## Directions for this task
Search the data for the string "いつもより甘い味" and copy each line where it turns up.

## Dataset records
--- START ---
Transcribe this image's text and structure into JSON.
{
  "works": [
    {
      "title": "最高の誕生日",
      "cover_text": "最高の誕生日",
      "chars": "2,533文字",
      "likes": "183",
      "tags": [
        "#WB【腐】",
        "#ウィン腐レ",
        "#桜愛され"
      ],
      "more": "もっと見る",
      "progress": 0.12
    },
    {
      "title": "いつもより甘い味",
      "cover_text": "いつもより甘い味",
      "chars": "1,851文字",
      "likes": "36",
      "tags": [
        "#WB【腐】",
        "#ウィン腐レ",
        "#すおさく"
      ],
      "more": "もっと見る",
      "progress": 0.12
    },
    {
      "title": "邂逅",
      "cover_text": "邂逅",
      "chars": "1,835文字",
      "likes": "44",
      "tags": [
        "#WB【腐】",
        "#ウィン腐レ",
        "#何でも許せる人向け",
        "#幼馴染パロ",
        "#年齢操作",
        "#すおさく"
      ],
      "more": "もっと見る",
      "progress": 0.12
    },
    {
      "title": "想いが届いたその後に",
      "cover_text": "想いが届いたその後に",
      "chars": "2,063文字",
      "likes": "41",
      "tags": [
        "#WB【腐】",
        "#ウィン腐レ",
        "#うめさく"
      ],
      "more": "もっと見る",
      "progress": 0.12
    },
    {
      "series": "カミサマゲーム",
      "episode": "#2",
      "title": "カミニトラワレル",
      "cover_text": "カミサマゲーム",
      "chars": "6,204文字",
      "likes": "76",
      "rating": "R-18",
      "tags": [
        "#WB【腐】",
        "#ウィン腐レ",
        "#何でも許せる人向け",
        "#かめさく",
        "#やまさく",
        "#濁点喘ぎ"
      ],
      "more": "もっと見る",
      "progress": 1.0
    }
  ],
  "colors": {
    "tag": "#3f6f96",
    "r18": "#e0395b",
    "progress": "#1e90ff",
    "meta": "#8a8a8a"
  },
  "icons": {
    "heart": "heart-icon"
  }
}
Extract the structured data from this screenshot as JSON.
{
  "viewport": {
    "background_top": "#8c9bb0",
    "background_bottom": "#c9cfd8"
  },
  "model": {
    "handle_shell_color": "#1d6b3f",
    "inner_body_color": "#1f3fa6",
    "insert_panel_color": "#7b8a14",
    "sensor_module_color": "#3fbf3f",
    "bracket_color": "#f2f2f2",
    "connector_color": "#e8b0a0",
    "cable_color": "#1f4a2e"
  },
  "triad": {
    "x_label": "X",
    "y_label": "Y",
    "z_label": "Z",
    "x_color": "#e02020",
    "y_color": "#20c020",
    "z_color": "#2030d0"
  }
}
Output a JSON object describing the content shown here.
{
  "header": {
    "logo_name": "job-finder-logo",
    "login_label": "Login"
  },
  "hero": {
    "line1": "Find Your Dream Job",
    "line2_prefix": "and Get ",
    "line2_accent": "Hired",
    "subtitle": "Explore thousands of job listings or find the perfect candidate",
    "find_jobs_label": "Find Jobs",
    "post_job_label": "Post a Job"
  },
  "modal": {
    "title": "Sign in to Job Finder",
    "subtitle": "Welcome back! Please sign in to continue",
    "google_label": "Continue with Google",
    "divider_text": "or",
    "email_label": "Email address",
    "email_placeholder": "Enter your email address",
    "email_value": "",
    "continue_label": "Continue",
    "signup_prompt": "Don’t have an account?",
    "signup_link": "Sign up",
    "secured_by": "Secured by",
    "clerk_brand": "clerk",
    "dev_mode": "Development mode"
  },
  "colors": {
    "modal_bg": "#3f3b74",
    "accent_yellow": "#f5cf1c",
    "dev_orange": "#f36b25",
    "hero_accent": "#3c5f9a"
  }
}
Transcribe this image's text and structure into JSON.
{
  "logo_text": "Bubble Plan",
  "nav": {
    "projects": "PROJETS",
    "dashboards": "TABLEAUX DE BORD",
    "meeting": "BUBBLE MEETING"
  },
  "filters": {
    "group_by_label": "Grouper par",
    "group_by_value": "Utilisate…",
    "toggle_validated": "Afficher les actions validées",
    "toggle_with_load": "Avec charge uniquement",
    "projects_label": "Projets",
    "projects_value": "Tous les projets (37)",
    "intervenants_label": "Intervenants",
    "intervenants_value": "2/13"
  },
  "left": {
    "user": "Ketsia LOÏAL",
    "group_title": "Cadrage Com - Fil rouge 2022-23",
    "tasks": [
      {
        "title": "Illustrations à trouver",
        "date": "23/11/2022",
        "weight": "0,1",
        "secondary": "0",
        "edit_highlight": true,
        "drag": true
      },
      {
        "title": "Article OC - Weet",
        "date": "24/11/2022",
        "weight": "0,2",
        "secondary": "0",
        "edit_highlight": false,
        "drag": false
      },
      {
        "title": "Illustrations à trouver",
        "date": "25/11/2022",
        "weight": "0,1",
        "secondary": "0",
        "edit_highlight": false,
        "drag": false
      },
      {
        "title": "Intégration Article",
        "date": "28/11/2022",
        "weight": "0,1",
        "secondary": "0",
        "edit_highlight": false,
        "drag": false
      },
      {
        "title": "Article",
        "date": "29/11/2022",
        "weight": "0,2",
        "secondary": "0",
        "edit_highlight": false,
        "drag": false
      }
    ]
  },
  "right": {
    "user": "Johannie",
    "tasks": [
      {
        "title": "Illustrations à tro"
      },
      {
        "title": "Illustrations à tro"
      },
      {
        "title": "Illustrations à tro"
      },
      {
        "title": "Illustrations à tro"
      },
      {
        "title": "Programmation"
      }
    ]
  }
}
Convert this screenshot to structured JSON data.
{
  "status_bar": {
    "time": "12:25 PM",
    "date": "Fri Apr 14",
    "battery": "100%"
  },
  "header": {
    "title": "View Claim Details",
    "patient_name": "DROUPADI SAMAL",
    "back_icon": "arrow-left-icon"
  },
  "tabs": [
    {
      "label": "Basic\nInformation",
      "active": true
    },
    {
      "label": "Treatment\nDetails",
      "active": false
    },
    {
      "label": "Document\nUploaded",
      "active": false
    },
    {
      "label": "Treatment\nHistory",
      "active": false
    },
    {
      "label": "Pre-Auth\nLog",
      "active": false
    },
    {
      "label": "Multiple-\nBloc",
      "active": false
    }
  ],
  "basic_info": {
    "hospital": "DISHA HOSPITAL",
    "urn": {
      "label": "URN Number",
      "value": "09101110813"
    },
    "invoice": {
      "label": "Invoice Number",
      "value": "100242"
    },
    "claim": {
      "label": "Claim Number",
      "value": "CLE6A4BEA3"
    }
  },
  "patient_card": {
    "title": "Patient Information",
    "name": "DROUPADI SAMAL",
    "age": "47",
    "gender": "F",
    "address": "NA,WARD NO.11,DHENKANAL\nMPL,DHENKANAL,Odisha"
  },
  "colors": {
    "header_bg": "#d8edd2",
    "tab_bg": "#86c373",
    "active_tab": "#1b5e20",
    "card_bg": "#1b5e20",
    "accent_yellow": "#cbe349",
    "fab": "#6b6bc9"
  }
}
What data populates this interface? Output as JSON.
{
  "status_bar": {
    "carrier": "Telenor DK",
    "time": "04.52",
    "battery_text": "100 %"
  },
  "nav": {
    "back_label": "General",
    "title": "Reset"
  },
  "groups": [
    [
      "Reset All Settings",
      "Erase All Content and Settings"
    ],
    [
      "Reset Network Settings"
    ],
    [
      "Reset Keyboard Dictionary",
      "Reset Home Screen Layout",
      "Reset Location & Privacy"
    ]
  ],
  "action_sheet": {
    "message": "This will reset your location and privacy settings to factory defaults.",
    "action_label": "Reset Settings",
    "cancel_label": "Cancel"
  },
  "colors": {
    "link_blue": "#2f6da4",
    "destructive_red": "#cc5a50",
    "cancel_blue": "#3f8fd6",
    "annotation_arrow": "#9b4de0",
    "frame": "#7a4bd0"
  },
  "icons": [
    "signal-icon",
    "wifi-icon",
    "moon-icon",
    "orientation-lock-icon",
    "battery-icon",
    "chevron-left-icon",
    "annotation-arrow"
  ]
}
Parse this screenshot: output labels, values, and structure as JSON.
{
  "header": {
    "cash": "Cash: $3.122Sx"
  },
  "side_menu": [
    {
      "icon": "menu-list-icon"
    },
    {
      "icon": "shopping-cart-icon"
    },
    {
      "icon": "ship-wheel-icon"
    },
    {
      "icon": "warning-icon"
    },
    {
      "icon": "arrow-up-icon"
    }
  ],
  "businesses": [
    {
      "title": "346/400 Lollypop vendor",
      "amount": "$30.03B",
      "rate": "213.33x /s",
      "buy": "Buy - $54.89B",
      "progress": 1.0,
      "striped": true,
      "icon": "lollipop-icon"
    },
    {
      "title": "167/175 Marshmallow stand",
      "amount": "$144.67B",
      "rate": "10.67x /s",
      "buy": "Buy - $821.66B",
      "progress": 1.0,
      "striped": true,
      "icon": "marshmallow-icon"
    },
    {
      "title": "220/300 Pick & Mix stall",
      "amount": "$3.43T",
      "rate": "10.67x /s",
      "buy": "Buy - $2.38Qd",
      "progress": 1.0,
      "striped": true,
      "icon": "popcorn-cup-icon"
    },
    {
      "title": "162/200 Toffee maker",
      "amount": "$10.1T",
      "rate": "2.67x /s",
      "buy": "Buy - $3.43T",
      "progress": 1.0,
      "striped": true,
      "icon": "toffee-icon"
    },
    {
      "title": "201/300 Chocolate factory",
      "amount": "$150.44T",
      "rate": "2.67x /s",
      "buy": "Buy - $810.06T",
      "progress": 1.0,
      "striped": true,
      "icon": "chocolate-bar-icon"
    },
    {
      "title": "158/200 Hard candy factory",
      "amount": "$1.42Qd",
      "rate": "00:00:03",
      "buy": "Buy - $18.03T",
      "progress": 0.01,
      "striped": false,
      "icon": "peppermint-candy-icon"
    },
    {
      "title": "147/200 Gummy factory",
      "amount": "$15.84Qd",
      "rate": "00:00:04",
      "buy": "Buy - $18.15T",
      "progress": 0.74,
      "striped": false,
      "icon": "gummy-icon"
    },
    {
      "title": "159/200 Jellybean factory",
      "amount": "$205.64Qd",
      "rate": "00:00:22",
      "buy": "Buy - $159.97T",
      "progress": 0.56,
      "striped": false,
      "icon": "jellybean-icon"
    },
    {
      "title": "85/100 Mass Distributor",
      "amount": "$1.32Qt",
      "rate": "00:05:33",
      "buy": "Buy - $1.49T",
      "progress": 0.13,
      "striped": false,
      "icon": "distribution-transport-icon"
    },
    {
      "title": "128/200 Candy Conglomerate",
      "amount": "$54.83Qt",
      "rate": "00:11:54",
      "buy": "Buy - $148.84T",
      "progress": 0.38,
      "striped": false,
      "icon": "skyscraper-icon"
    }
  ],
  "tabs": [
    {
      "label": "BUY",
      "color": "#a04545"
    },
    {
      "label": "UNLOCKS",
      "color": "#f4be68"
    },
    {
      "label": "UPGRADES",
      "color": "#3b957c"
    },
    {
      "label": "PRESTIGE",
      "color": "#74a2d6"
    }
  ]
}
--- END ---
## Solution
      "title": "いつもより甘い味",
      "cover_text": "いつもより甘い味",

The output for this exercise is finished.